God Speaks Through Impulses

Have you noticed that lately there seems to be a lot more homeless people on street corners, begging for assistance? When I was growing up, I never noticed panhandlers in suburbia. They tended to stay downtown, near the municipal services and charitable organizations that serve the indigent in my hometown. Now they are everywhere, usually planted at street lights, hoping that the people in cars will have time to offer something.

I usually don’t carry cash with me, so I haven’t often had money to give. Sometimes I would remember to keep a few dollars handy in my car, and I would pass those out. I also know that many people keep granola bars, water bottles, and fast-food coupons on hand. Mostly though, I just offered a Hail Mary every time I spotted one and could not give anything. If nothing else, I thought, God might send someone else who had something to spare.

The other day it started raining in the afternoon, and I was caught at work without my jacket. But I had a spare jacket at the office, a nice, heavy, quilted one that had been offered free to a good home by a staff member. It was a man-sized jacket, but it would work for keeping dry. I pulled it on and raced to my car. Once in the car, the jacket was hot and bulky, so I pulled it off and tossed it in the backseat.

As I drove home, I stopped at a light and noticed a homeless person. He caught my eye, smiled, and pointed to the rainbow that was arcing overhead. (Yes, I realize how clichéd that must sound now, but I swear that is just what happened.) I smiled back, said a silent prayer. Then I noticed he was wearing a short-sleeved shirt and shorts. He wasn’t shivering, but the rain had to be uncomfortable. Without really thinking about it, I rolled down my window and offered the jacket. Would he want it? He seemed startled, but replied that, yes, he could use it because he was not ready for winter. I handed him the jacket just as the light turned green.

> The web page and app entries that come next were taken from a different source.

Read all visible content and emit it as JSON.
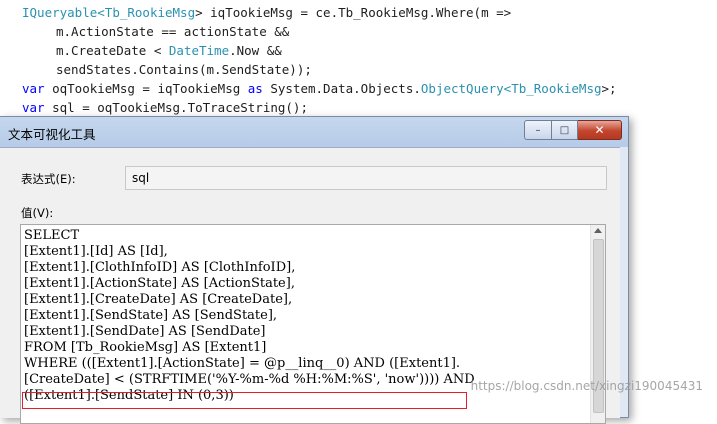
{
  "editor": {
    "lines": [
      {
        "indent": 22,
        "tokens": [
          {
            "t": "IQueryable<",
            "c": "ty"
          },
          {
            "t": "Tb_RookieMsg",
            "c": "ty"
          },
          {
            "t": "> iqTookieMsg = ce.Tb_RookieMsg.Where(m =>",
            "c": "tx"
          }
        ]
      },
      {
        "indent": 56,
        "tokens": [
          {
            "t": "m.ActionState == actionState &&",
            "c": "tx"
          }
        ]
      },
      {
        "indent": 56,
        "tokens": [
          {
            "t": "m.CreateDate < ",
            "c": "tx"
          },
          {
            "t": "DateTime",
            "c": "ty"
          },
          {
            "t": ".Now &&",
            "c": "tx"
          }
        ]
      },
      {
        "indent": 56,
        "tokens": [
          {
            "t": "sendStates.Contains(m.SendState));",
            "c": "tx"
          }
        ]
      },
      {
        "indent": 22,
        "tokens": [
          {
            "t": "var",
            "c": "kw"
          },
          {
            "t": " oqTookieMsg = iqTookieMsg ",
            "c": "tx"
          },
          {
            "t": "as",
            "c": "kw"
          },
          {
            "t": " System.Data.Objects.",
            "c": "tx"
          },
          {
            "t": "ObjectQuery<",
            "c": "ty"
          },
          {
            "t": "Tb_RookieMsg",
            "c": "ty"
          },
          {
            "t": ">;",
            "c": "tx"
          }
        ]
      },
      {
        "indent": 22,
        "tokens": [
          {
            "t": "var",
            "c": "kw"
          },
          {
            "t": " sql = oqTookieMsg.ToTraceString();",
            "c": "tx"
          }
        ]
      }
    ]
  },
  "dialog": {
    "title": "文本可视化工具",
    "buttons": {
      "minimize": "–",
      "maximize": "□",
      "close": "✕"
    },
    "expression_label": "表达式(E):",
    "expression_value": "sql",
    "value_label": "值(V):",
    "value_lines": [
      "SELECT",
      "[Extent1].[Id] AS [Id],",
      "[Extent1].[ClothInfoID] AS [ClothInfoID],",
      "[Extent1].[ActionState] AS [ActionState],",
      "[Extent1].[CreateDate] AS [CreateDate],",
      "[Extent1].[SendState] AS [SendState],",
      "[Extent1].[SendDate] AS [SendDate]",
      "FROM [Tb_RookieMsg] AS [Extent1]",
      "WHERE (([Extent1].[ActionState] = @p__linq__0) AND ([Extent1].",
      "[CreateDate] < (STRFTIME('%Y-%m-%d %H:%M:%S', 'now')))) AND",
      "([Extent1].[SendState] IN (0,3))"
    ]
  },
  "watermark": "https://blog.csdn.net/xingzi190045431"
}
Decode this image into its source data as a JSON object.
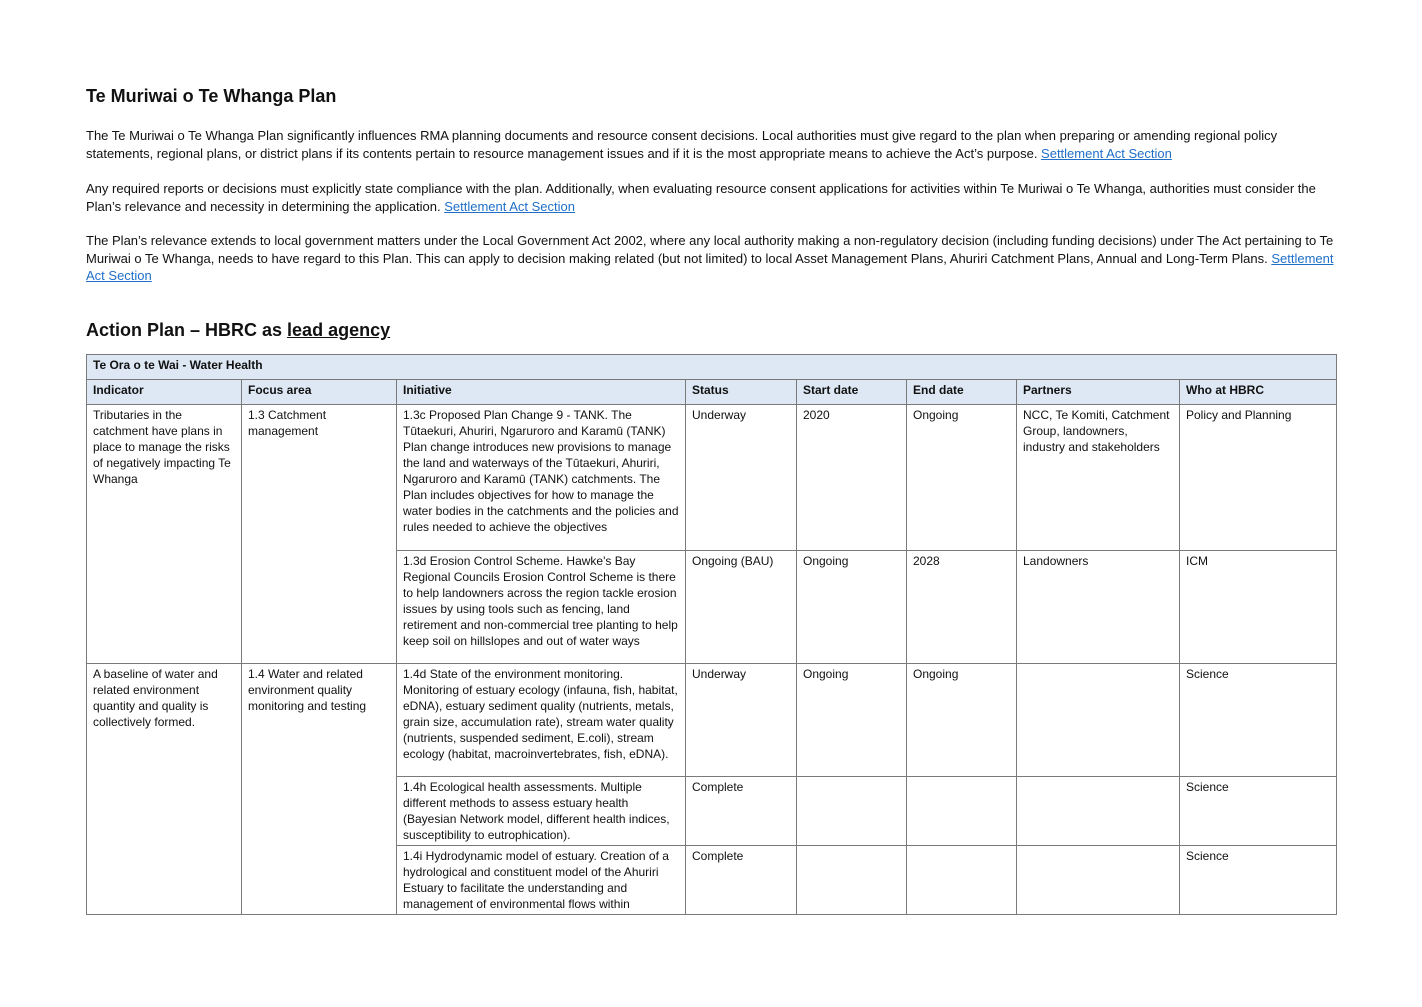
{
  "doc": {
    "title": "Te Muriwai o Te Whanga Plan",
    "paragraphs": [
      {
        "text": "The Te Muriwai o Te Whanga Plan significantly influences RMA planning documents and resource consent decisions. Local authorities must give regard to the plan when preparing or amending regional policy statements, regional plans, or district plans if its contents pertain to resource management issues and if it is the most appropriate means to achieve the Act’s purpose. ",
        "link": "Settlement Act Section"
      },
      {
        "text": "Any required reports or decisions must explicitly state compliance with the plan. Additionally, when evaluating resource consent applications for activities within Te Muriwai o Te Whanga, authorities must consider the Plan’s relevance and necessity in determining the application. ",
        "link": "Settlement Act Section"
      },
      {
        "text": "The Plan’s relevance extends to local government matters under the Local Government Act 2002, where any local authority making a non-regulatory decision (including funding decisions) under The Act pertaining to Te Muriwai o Te Whanga, needs to have regard to this Plan. This can apply to decision making related (but not limited) to local Asset Management Plans, Ahuriri Catchment Plans, Annual and Long-Term Plans. ",
        "link": "Settlement Act Section"
      }
    ],
    "action_heading_prefix": "Action Plan – HBRC as ",
    "action_heading_underlined": "lead agency",
    "link_color": "#1f6fc9",
    "header_fill": "#dde8f4"
  },
  "table": {
    "group_title": "Te Ora o te Wai - Water Health",
    "headers": [
      "Indicator",
      "Focus area",
      "Initiative",
      "Status",
      "Start date",
      "End date",
      "Partners",
      "Who at HBRC"
    ],
    "group1": {
      "indicator": "Tributaries in the catchment have plans in place to manage the risks of negatively impacting Te Whanga",
      "focus": "1.3 Catchment management",
      "rows": [
        {
          "initiative": "1.3c Proposed Plan Change 9 - TANK. The Tūtaekuri, Ahuriri, Ngaruroro and Karamū (TANK) Plan change introduces new provisions to manage the land and waterways of the Tūtaekuri, Ahuriri, Ngaruroro and Karamū (TANK) catchments. The Plan includes objectives for how to manage the water bodies in the catchments and the policies and rules needed to achieve the objectives",
          "status": "Underway",
          "start": "2020",
          "end": "Ongoing",
          "partners": "NCC, Te Komiti, Catchment Group, landowners, industry and stakeholders",
          "who": "Policy and Planning"
        },
        {
          "initiative": "1.3d Erosion Control Scheme. Hawke's Bay Regional Councils Erosion Control Scheme is there to help landowners across the region tackle erosion issues by using tools such as fencing, land retirement and non-commercial tree planting to help keep soil on hillslopes and out of water ways",
          "status": "Ongoing (BAU)",
          "start": "Ongoing",
          "end": "2028",
          "partners": "Landowners",
          "who": "ICM"
        }
      ]
    },
    "group2": {
      "indicator": "A baseline of water and related environment quantity and quality is collectively formed.",
      "focus": "1.4 Water and related environment quality monitoring and testing",
      "rows": [
        {
          "initiative": "1.4d State of the environment monitoring. Monitoring of estuary ecology (infauna, fish, habitat, eDNA), estuary sediment quality (nutrients, metals, grain size, accumulation rate), stream water quality (nutrients, suspended sediment, E.coli), stream ecology (habitat, macroinvertebrates, fish, eDNA).",
          "status": "Underway",
          "start": "Ongoing",
          "end": "Ongoing",
          "partners": "",
          "who": "Science"
        },
        {
          "initiative": "1.4h Ecological health assessments. Multiple different methods to assess estuary health (Bayesian Network model, different health indices, susceptibility to eutrophication).",
          "status": "Complete",
          "start": "",
          "end": "",
          "partners": "",
          "who": "Science"
        },
        {
          "initiative": "1.4i Hydrodynamic model of estuary. Creation of a hydrological and constituent model of the Ahuriri Estuary to facilitate the understanding and management of environmental flows within",
          "status": "Complete",
          "start": "",
          "end": "",
          "partners": "",
          "who": "Science"
        }
      ]
    }
  }
}
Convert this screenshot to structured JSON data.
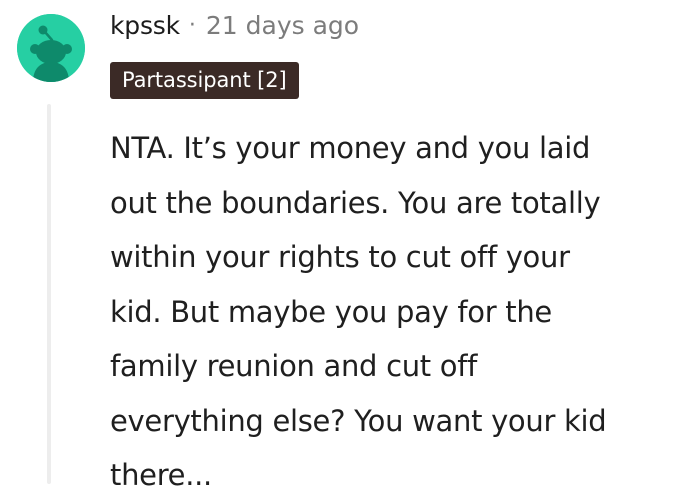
{
  "comment": {
    "username": "kpssk",
    "separator": "·",
    "timestamp": "21 days ago",
    "flair": "Partassipant [2]",
    "avatar_icon": "snoo-avatar-icon",
    "avatar_color": "#26cfa3",
    "flair_color": "#3b2a26",
    "body_lines": [
      "NTA. It’s your money and you laid",
      "out the boundaries. You are totally",
      "within your rights to cut off your",
      "kid. But maybe you pay for the",
      "family reunion and cut off",
      "everything else? You want your kid",
      "there..."
    ]
  }
}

In retrospect, I know that the impulse I had was unusual for me. I’m the kind of person who is extremely uncomfortable with strangers, and initiating a conversation (as distinguished from just handing out assistance) is not something I am often able to do. I can only conclude that the impulse and the grace to follow through was an answer to all those Hail Marys. I could have drawn back from the impulse, driven on, and I would not have sinned in doing so. But God answered my prayer by making it possible for me to do something bigger than I usually could have done.

Listening to God in Silence

These are ways I’ve found in my own life that are divine responses to prayer. I hope they will inspire you to consider the circumstances in your own life and discern the patterns in what could be passed off as random events. But there’s one thing I’d ask of you. Unless you have serious reason to do so—such as my purpose here in encouraging others who are struggling with divine “silence”—please be discreet, for the most part, about your conversations with God. 

Talking about your conversations with God, especially in ways that imply that you and God have cozy chats over tea on a regular basis, can be discouraging for others who don’t experience God’s presence in their lives in the same way you do. Believe it or not, it is not encouraging to many people to hear how God leads you, ministers to your heart, and sends down his blessings on everything you choose to do. The cynics will roll their eyes at what they consider to be pious platitudes. And those suffering from divine “silence” will hear their own hearts crack with the disappointment at not being similarly favored.

Beware of practicing your piety before men in order to be seen by them; for then you will have no reward from your Father who is in heaven. . . . And when you pray, you must not be like the hypocrites; for they love to stand and pray in the synagogues and at the street corners, that they may be seen by men. Truly, I say to you, they have received their reward. But when you pray, go into your room and shut the door and pray to your Father who is in secret; and your Father who sees in secret will reward you (Matt. 6:1, 5-6).

Enjoying this content?  Please support our mission! Donate
By continuing to use this site you agree to our Terms and that you have read our Privacy Policy.